# TASK TO COMPLETE:
Take each line of the material that includes "this" and copy it.

_____

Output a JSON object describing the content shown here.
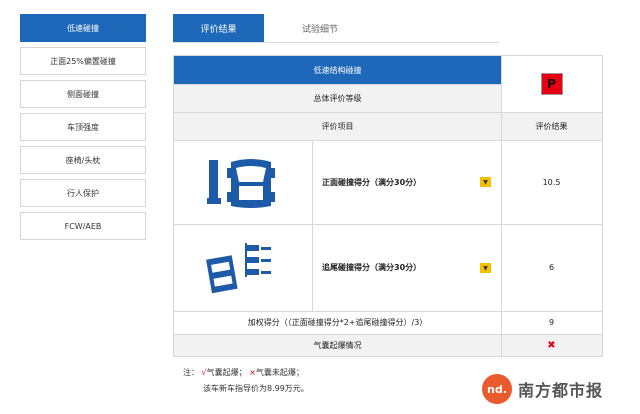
{
  "sidebar": {
    "items": [
      {
        "label": "低速碰撞"
      },
      {
        "label": "正面25%偏置碰撞"
      },
      {
        "label": "侧面碰撞"
      },
      {
        "label": "车顶强度"
      },
      {
        "label": "座椅/头枕"
      },
      {
        "label": "行人保护"
      },
      {
        "label": "FCW/AEB"
      }
    ]
  },
  "tabs": [
    {
      "label": "评价结果"
    },
    {
      "label": "试验细节"
    }
  ],
  "table": {
    "section_title": "低速结构碰撞",
    "overall_label": "总体评价等级",
    "overall_grade": "P",
    "col_item": "评价项目",
    "col_result": "评价结果",
    "rows": [
      {
        "label": "正面碰撞得分（满分30分）",
        "value": "10.5"
      },
      {
        "label": "追尾碰撞得分（满分30分）",
        "value": "6"
      }
    ],
    "weighted_label": "加权得分（（正面碰撞得分*2+追尾碰撞得分）/3）",
    "weighted_value": "9",
    "airbag_label": "气囊起爆情况",
    "airbag_mark": "✖"
  },
  "notes": {
    "prefix": "注：",
    "check_mark": "√",
    "check_text": "气囊起爆；",
    "cross_mark": "×",
    "cross_text": "气囊未起爆；",
    "price_line": "该车新车指导价为8.99万元。"
  },
  "watermark": {
    "logo_text": "nd.",
    "name": "南方都市报"
  },
  "colors": {
    "accent": "#1d68b8",
    "grade_badge": "#e60012",
    "dropdown": "#f3c000",
    "car_icon": "#1d5aa8"
  }
}
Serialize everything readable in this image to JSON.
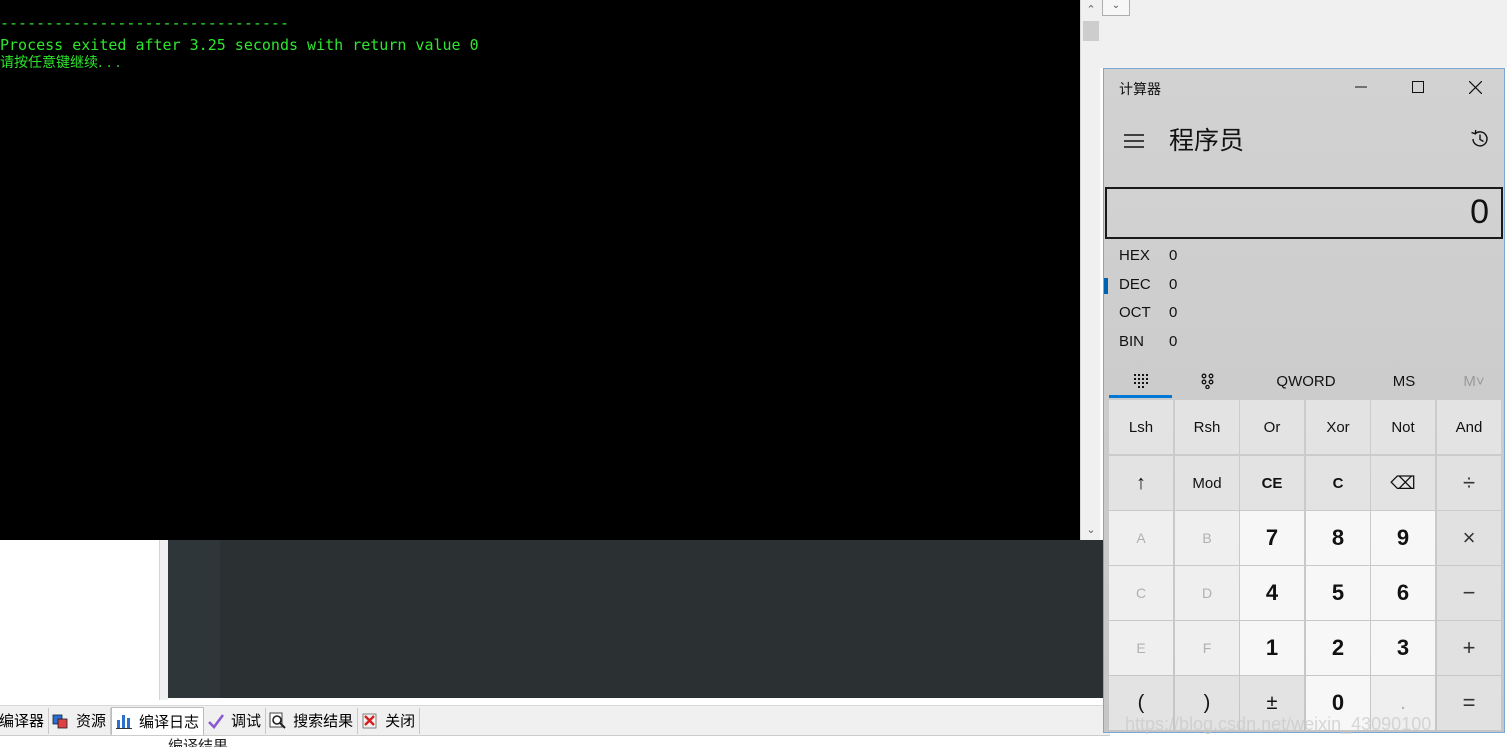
{
  "console": {
    "separator": "--------------------------------",
    "exit_message": "Process exited after 3.25 seconds with return value 0",
    "continue_prompt": "请按任意键继续. . ."
  },
  "ide": {
    "tabs": [
      {
        "label": "编译器",
        "icon": "compiler-icon"
      },
      {
        "label": "资源",
        "icon": "resources-icon"
      },
      {
        "label": "编译日志",
        "icon": "bar-chart-icon"
      },
      {
        "label": "调试",
        "icon": "checkmark-icon"
      },
      {
        "label": "搜索结果",
        "icon": "search-icon"
      },
      {
        "label": "关闭",
        "icon": "close-icon"
      }
    ],
    "bottom_panel_text": "编译结果",
    "top_dropdown": "⌄"
  },
  "calculator": {
    "title": "计算器",
    "mode": "程序员",
    "display": "0",
    "radix": [
      {
        "label": "HEX",
        "value": "0",
        "selected": false
      },
      {
        "label": "DEC",
        "value": "0",
        "selected": true
      },
      {
        "label": "OCT",
        "value": "0",
        "selected": false
      },
      {
        "label": "BIN",
        "value": "0",
        "selected": false
      }
    ],
    "tools": {
      "word_size": "QWORD",
      "memory_store": "MS",
      "memory_recall": "M˅"
    },
    "keys": {
      "lsh": "Lsh",
      "rsh": "Rsh",
      "or": "Or",
      "xor": "Xor",
      "not": "Not",
      "and": "And",
      "shift": "↑",
      "mod": "Mod",
      "ce": "CE",
      "c": "C",
      "backspace": "⌫",
      "divide": "÷",
      "a": "A",
      "b": "B",
      "seven": "7",
      "eight": "8",
      "nine": "9",
      "multiply": "×",
      "c_hex": "C",
      "d": "D",
      "four": "4",
      "five": "5",
      "six": "6",
      "minus": "−",
      "e": "E",
      "f": "F",
      "one": "1",
      "two": "2",
      "three": "3",
      "plus": "+",
      "lparen": "(",
      "rparen": ")",
      "negate": "±",
      "zero": "0",
      "decimal": ".",
      "equals": "="
    },
    "colors": {
      "accent": "#0078d7",
      "background": "#cbcbcb"
    }
  },
  "watermark": "https://blog.csdn.net/weixin_43090100"
}
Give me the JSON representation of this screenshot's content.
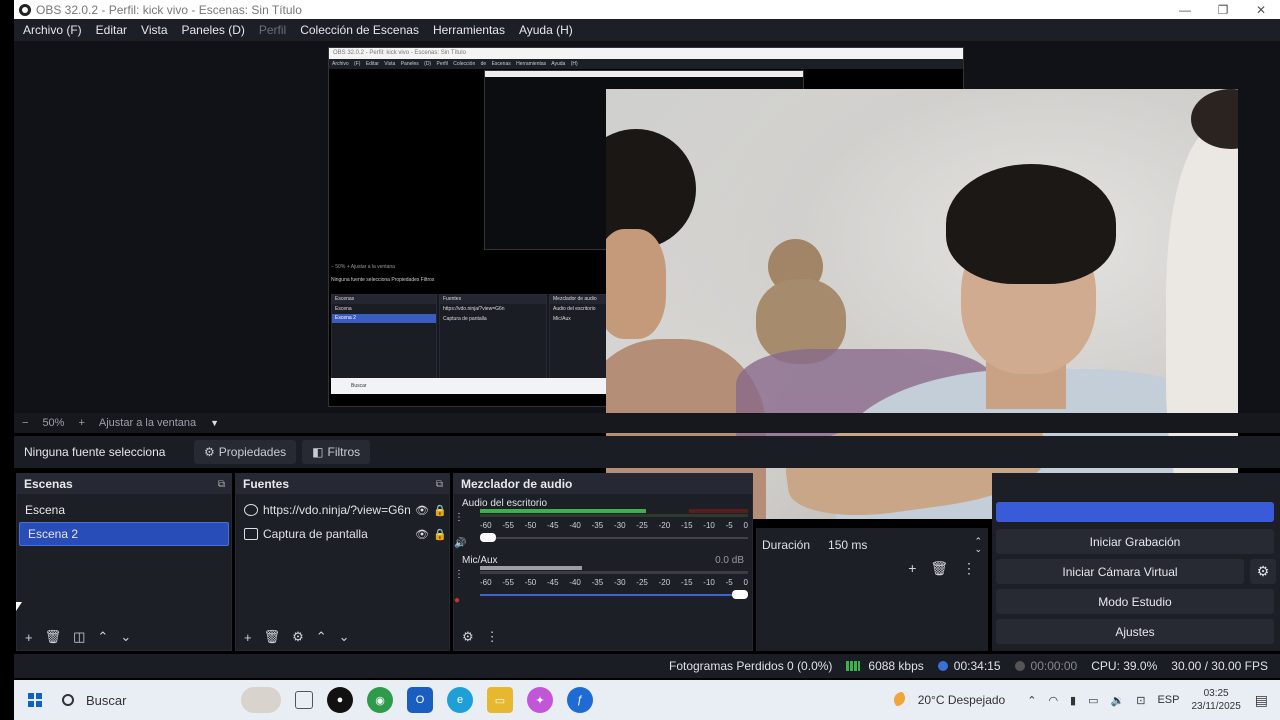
{
  "window": {
    "title": "OBS 32.0.2 - Perfil: kick vivo - Escenas: Sin Título",
    "minimize": "—",
    "maximize": "❐",
    "close": "✕"
  },
  "menu": [
    "Archivo (F)",
    "Editar",
    "Vista",
    "Paneles (D)",
    "Perfil",
    "Colección de Escenas",
    "Herramientas",
    "Ayuda (H)"
  ],
  "nested": {
    "title": "OBS 32.0.2 - Perfil: kick vivo - Escenas: Sin Título",
    "menu": "Archivo (F)  Editar  Vista  Paneles (D)  Perfil  Colección de Escenas  Herramientas  Ayuda (H)",
    "zoom": "−  50%  +  Ajustar a la ventana",
    "props": "Ninguna fuente selecciona   Propiedades   Filtros",
    "scenes_head": "Escenas",
    "scene1": "Escena",
    "scene2": "Escena 2",
    "sources_head": "Fuentes",
    "src1": "https://vdo.ninja/?view=G6n",
    "src2": "Captura de pantalla",
    "mixer_head": "Mezclador de audio",
    "ch1": "Audio del escritorio",
    "ch2": "Mic/Aux",
    "task": "Buscar"
  },
  "zoom": {
    "minus": "−",
    "value": "50%",
    "plus": "+",
    "fit": "Ajustar a la ventana",
    "arrow": "▼"
  },
  "props": {
    "none": "Ninguna fuente selecciona",
    "properties": "Propiedades",
    "filters": "Filtros"
  },
  "scenes": {
    "title": "Escenas",
    "items": [
      "Escena",
      "Escena 2"
    ],
    "selected": 1
  },
  "sources": {
    "title": "Fuentes",
    "items": [
      {
        "label": "https://vdo.ninja/?view=G6n",
        "icon": "browser-source-icon"
      },
      {
        "label": "Captura de pantalla",
        "icon": "display-capture-icon"
      }
    ]
  },
  "mixer": {
    "title": "Mezclador de audio",
    "channels": [
      {
        "name": "Audio del escritorio",
        "db": "",
        "level": 0.62
      },
      {
        "name": "Mic/Aux",
        "db": "0.0 dB",
        "level": 0.38
      }
    ],
    "scale": [
      "-60",
      "-55",
      "-50",
      "-45",
      "-40",
      "-35",
      "-30",
      "-25",
      "-20",
      "-15",
      "-10",
      "-5",
      "0"
    ]
  },
  "transitions": {
    "duration_label": "Duración",
    "duration_value": "150 ms"
  },
  "controls": {
    "record": "Iniciar Grabación",
    "virtualcam": "Iniciar Cámara Virtual",
    "studio": "Modo Estudio",
    "settings": "Ajustes"
  },
  "status": {
    "dropped": "Fotogramas Perdidos 0 (0.0%)",
    "bitrate": "6088 kbps",
    "stream_time": "00:34:15",
    "rec_time": "00:00:00",
    "cpu": "CPU: 39.0%",
    "fps": "30.00 / 30.00 FPS"
  },
  "taskbar": {
    "search": "Buscar",
    "weather": "20°C  Despejado",
    "lang": "ESP",
    "time": "03:25",
    "date": "23/11/2025"
  },
  "colors": {
    "accent": "#284cb8",
    "stream_live": "#3a5bd7",
    "meter_green": "#3cb24a"
  }
}
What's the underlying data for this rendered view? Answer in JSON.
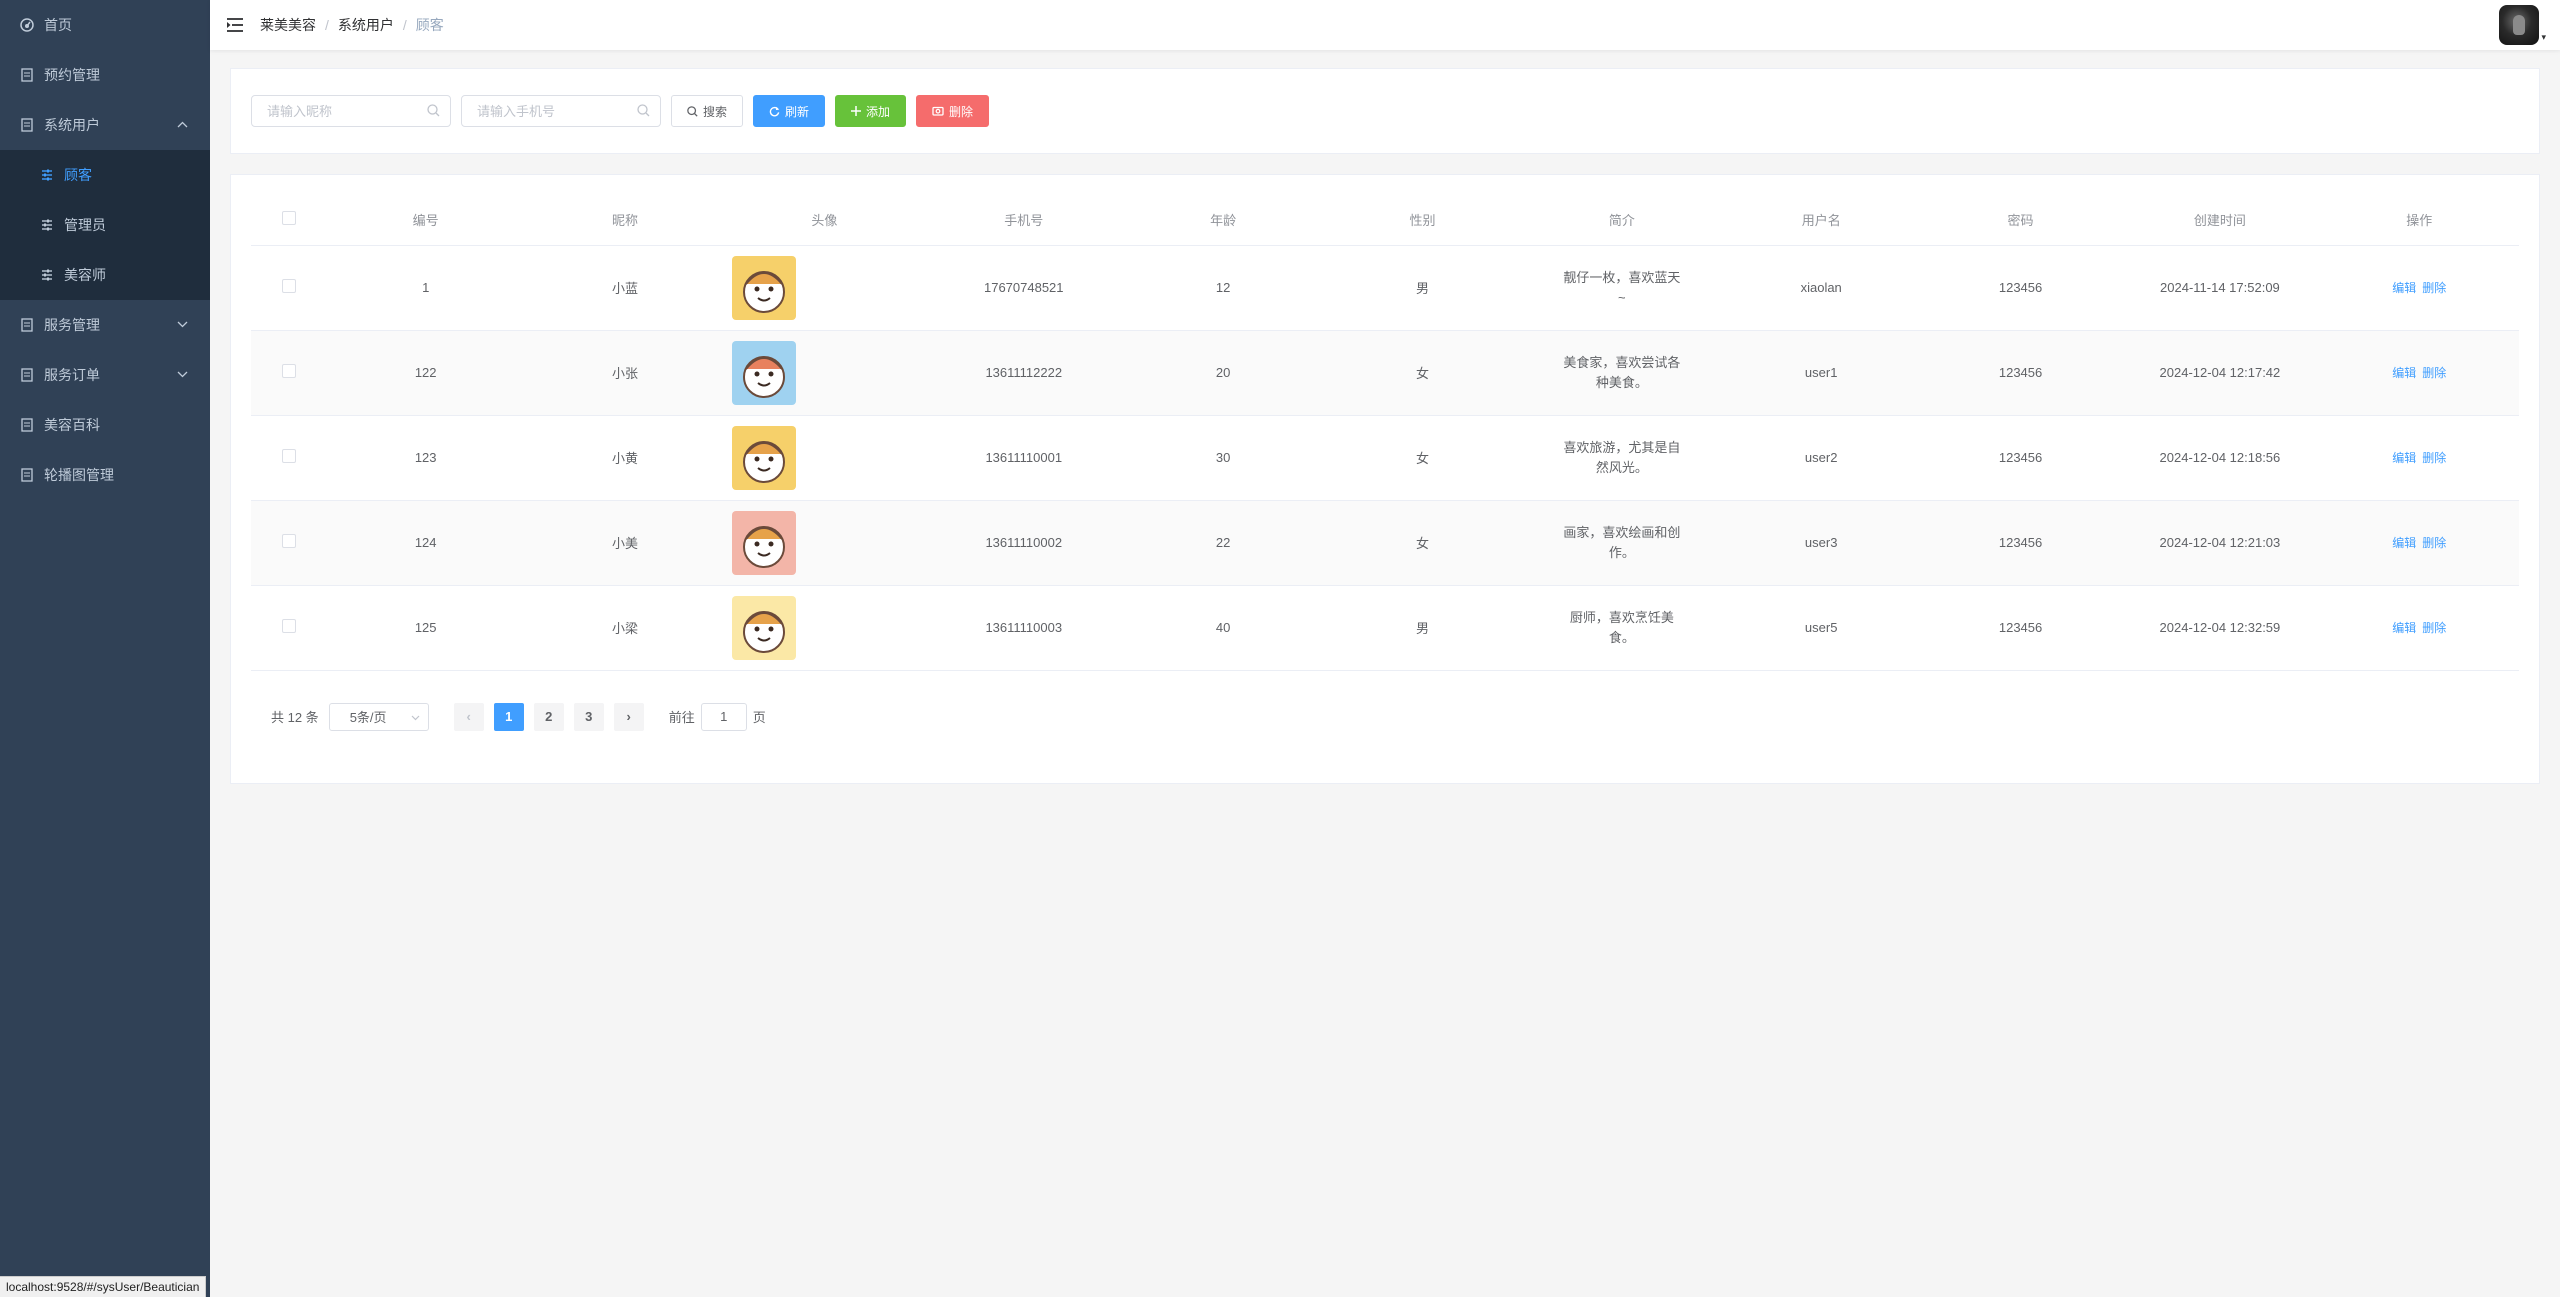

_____

# YOUR RESPONSE:
Serialize everything readable in this image to JSON.
Give me the JSON representation of this screenshot's content.
What's the underlying data for this rendered view? Answer in JSON.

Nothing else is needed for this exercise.